• Your objective: Without the pictures, set down every line of the data exactly.
☆ ☆ ☆ ☆
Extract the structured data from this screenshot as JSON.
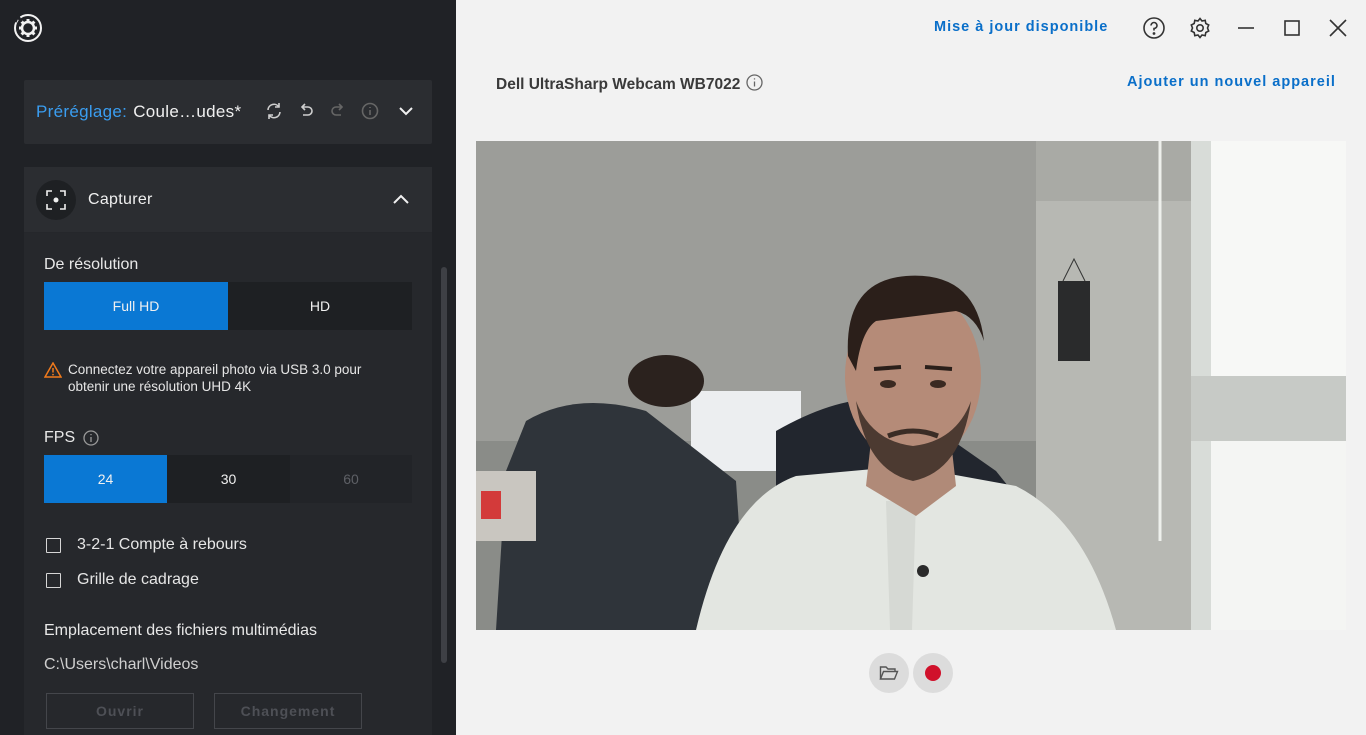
{
  "preset": {
    "label": "Préréglage:",
    "value": "Coule…udes*"
  },
  "capture": {
    "title": "Capturer",
    "resolution_label": "De résolution",
    "resolution_options": [
      "Full HD",
      "HD"
    ],
    "resolution_selected": "Full HD",
    "warning": "Connectez votre appareil photo via USB 3.0 pour obtenir une résolution UHD 4K",
    "fps_label": "FPS",
    "fps_options": [
      "24",
      "30",
      "60"
    ],
    "fps_selected": "24",
    "countdown_label": "3-2-1 Compte à rebours",
    "countdown_checked": false,
    "grid_label": "Grille de cadrage",
    "grid_checked": false,
    "media_location_label": "Emplacement des fichiers multimédias",
    "media_path": "C:\\Users\\charl\\Videos",
    "open_button": "Ouvrir",
    "change_button": "Changement"
  },
  "header": {
    "update_link": "Mise à jour disponible"
  },
  "device": {
    "name": "Dell UltraSharp Webcam WB7022",
    "add_device_link": "Ajouter un nouvel appareil"
  },
  "colors": {
    "accent": "#0a78d4",
    "sidebar_bg": "#202226",
    "record": "#d0112b"
  }
}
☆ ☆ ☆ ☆
• Solution to the problem:
Extract the structured data from this screenshot as JSON.
{
  "preset": {
    "label": "Préréglage:",
    "value": "Coule…udes*"
  },
  "capture": {
    "title": "Capturer",
    "resolution_label": "De résolution",
    "resolution_options": [
      "Full HD",
      "HD"
    ],
    "resolution_selected": "Full HD",
    "warning": "Connectez votre appareil photo via USB 3.0 pour obtenir une résolution UHD 4K",
    "fps_label": "FPS",
    "fps_options": [
      "24",
      "30",
      "60"
    ],
    "fps_selected": "24",
    "countdown_label": "3-2-1 Compte à rebours",
    "countdown_checked": false,
    "grid_label": "Grille de cadrage",
    "grid_checked": false,
    "media_location_label": "Emplacement des fichiers multimédias",
    "media_path": "C:\\Users\\charl\\Videos",
    "open_button": "Ouvrir",
    "change_button": "Changement"
  },
  "header": {
    "update_link": "Mise à jour disponible"
  },
  "device": {
    "name": "Dell UltraSharp Webcam WB7022",
    "add_device_link": "Ajouter un nouvel appareil"
  },
  "colors": {
    "accent": "#0a78d4",
    "sidebar_bg": "#202226",
    "record": "#d0112b"
  }
}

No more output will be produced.